-- What you have to do --
Write out every line of the data below exactly as given.

--------------------

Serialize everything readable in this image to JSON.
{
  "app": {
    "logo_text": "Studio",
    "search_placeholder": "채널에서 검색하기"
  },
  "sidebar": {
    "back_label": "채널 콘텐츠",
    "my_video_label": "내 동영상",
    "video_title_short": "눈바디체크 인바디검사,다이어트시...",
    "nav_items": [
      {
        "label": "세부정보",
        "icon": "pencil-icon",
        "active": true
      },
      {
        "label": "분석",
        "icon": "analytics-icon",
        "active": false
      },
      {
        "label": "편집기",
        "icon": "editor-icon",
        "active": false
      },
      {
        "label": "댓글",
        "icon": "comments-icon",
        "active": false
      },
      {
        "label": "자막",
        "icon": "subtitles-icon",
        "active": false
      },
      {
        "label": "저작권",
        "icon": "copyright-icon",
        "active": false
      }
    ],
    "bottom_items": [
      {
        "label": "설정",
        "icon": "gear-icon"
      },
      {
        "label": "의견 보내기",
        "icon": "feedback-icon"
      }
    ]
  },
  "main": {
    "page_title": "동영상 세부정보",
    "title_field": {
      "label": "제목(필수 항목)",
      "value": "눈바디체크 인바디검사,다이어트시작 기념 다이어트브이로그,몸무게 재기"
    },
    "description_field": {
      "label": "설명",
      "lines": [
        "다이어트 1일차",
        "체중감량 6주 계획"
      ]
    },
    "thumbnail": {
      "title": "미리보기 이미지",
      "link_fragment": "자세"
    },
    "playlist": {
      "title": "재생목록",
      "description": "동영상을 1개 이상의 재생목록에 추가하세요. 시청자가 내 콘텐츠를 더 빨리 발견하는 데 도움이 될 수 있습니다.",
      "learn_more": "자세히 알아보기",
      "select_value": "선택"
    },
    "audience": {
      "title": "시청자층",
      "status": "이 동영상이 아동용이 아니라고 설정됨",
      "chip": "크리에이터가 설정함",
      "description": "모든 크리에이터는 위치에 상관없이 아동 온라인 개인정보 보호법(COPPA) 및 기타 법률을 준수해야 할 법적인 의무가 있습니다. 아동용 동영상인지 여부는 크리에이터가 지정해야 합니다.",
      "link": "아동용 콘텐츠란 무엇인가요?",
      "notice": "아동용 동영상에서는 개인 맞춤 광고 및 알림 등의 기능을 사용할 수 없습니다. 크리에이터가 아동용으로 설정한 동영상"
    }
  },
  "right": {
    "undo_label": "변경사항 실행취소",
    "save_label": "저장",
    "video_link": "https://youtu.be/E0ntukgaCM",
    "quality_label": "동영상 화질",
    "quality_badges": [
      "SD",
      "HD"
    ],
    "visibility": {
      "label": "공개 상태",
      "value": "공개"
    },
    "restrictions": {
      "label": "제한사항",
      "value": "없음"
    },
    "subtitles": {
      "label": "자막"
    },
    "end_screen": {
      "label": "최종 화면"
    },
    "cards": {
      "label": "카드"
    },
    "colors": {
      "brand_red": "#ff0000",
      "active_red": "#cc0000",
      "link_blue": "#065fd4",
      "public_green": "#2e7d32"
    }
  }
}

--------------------

-- Task output --
Serialize everything readable in this image to JSON.
{
  "app": {
    "logo_text": "Studio",
    "search_placeholder": "채널에서 검색하기"
  },
  "sidebar": {
    "back_label": "채널 콘텐츠",
    "my_video_label": "내 동영상",
    "video_title_short": "눈바디체크 인바디검사,다이어트시...",
    "nav_items": [
      {
        "label": "세부정보",
        "icon": "pencil-icon",
        "active": true
      },
      {
        "label": "분석",
        "icon": "analytics-icon",
        "active": false
      },
      {
        "label": "편집기",
        "icon": "editor-icon",
        "active": false
      },
      {
        "label": "댓글",
        "icon": "comments-icon",
        "active": false
      },
      {
        "label": "자막",
        "icon": "subtitles-icon",
        "active": false
      },
      {
        "label": "저작권",
        "icon": "copyright-icon",
        "active": false
      }
    ],
    "bottom_items": [
      {
        "label": "설정",
        "icon": "gear-icon"
      },
      {
        "label": "의견 보내기",
        "icon": "feedback-icon"
      }
    ]
  },
  "main": {
    "page_title": "동영상 세부정보",
    "title_field": {
      "label": "제목(필수 항목)",
      "value": "눈바디체크 인바디검사,다이어트시작 기념 다이어트브이로그,몸무게 재기"
    },
    "description_field": {
      "label": "설명",
      "lines": [
        "다이어트 1일차",
        "체중감량 6주 계획"
      ]
    },
    "thumbnail": {
      "title": "미리보기 이미지",
      "link_fragment": "자세"
    },
    "playlist": {
      "title": "재생목록",
      "description": "동영상을 1개 이상의 재생목록에 추가하세요. 시청자가 내 콘텐츠를 더 빨리 발견하는 데 도움이 될 수 있습니다.",
      "learn_more": "자세히 알아보기",
      "select_value": "선택"
    },
    "audience": {
      "title": "시청자층",
      "status": "이 동영상이 아동용이 아니라고 설정됨",
      "chip": "크리에이터가 설정함",
      "description": "모든 크리에이터는 위치에 상관없이 아동 온라인 개인정보 보호법(COPPA) 및 기타 법률을 준수해야 할 법적인 의무가 있습니다. 아동용 동영상인지 여부는 크리에이터가 지정해야 합니다.",
      "link": "아동용 콘텐츠란 무엇인가요?",
      "notice": "아동용 동영상에서는 개인 맞춤 광고 및 알림 등의 기능을 사용할 수 없습니다. 크리에이터가 아동용으로 설정한 동영상"
    }
  },
  "right": {
    "undo_label": "변경사항 실행취소",
    "save_label": "저장",
    "video_link": "https://youtu.be/E0ntukgaCM",
    "quality_label": "동영상 화질",
    "quality_badges": [
      "SD",
      "HD"
    ],
    "visibility": {
      "label": "공개 상태",
      "value": "공개"
    },
    "restrictions": {
      "label": "제한사항",
      "value": "없음"
    },
    "subtitles": {
      "label": "자막"
    },
    "end_screen": {
      "label": "최종 화면"
    },
    "cards": {
      "label": "카드"
    },
    "colors": {
      "brand_red": "#ff0000",
      "active_red": "#cc0000",
      "link_blue": "#065fd4",
      "public_green": "#2e7d32"
    }
  }
}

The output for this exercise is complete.